Marcas

Active member
Even during trading hours TOS sometimes goes berserk.
Even during trading hours TOS sometimes goes berserk and shows no IV.

This is why you can not blindly relay on TOS or any other software, even on your own. Advantage of having own software is that it is easier to know and understand potential flows while with third party it is a 'propriety' and you have to guess.

Trading is not solely about being skillful with models. Models do help but can't substitute for reality.
 

status1
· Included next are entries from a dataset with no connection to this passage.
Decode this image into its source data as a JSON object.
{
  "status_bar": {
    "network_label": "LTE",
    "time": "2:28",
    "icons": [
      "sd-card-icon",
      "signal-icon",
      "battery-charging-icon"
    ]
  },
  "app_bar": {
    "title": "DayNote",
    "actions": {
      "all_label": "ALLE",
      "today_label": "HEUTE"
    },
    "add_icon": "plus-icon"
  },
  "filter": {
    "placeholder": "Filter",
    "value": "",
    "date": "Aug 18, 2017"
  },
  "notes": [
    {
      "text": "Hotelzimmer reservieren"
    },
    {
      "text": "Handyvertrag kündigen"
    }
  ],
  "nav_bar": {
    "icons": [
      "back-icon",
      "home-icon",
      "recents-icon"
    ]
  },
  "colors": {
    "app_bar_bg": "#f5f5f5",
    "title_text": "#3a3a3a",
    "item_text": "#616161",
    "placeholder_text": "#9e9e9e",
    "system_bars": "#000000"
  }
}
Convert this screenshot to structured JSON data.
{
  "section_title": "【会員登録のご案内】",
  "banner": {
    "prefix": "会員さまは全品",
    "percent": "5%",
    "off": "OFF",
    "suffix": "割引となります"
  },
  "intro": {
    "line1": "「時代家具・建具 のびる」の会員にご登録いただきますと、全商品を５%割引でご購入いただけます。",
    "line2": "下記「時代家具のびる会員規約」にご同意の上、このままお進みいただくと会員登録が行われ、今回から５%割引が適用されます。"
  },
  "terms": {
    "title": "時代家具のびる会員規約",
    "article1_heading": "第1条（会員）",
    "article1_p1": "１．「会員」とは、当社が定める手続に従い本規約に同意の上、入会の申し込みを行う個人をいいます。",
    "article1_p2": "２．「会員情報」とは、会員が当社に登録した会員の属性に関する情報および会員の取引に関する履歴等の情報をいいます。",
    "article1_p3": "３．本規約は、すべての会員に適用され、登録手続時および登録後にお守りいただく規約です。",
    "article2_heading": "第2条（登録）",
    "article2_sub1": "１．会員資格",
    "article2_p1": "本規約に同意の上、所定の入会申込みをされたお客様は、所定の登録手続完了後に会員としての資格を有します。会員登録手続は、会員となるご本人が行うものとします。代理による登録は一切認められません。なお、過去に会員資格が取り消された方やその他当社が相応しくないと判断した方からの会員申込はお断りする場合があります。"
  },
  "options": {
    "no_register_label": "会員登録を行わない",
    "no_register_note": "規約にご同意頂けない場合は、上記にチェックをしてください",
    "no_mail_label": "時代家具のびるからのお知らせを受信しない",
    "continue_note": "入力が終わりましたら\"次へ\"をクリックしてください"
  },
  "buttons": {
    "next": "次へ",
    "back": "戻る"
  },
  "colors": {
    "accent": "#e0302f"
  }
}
Well-known member
It's just a shame that with all that liquidity in SPY and SPX you can't get a reliable IV to get an option price during trading hours other than a few strikes around ATM making use of excel RTD nearly useless for making risk graphs other than for educational purposes
There seems to be a bug with one strike in nearly all expirations that screws up the graph and make it useless so I have to remove that strike from the list and to make it more fun it's not always the same expiration so for each expiration I have to remove a different strike
Also I am not sure if that strike is even stable so as it comes closer to expiration the bug may move to another expiration I have not experimented with that yet
The other more disturbing problem is that it only happens in excel when using RTD as the price on TOS does not reflect the price that RTD shows in excel so I am not sure TD can do anything about it since the RTD value is not part of the application so I am not sure where the RTD comes up with this bogus value

On the other hand the prices are more stable even though it may or may not be accurate after trading hours

On this bug if I change the RTD from MARK to LAST it gets the right value for closer expiration otherwise for further out expirations it will get the last value but it will be off since it's not updated that often
 
Top
Contact Us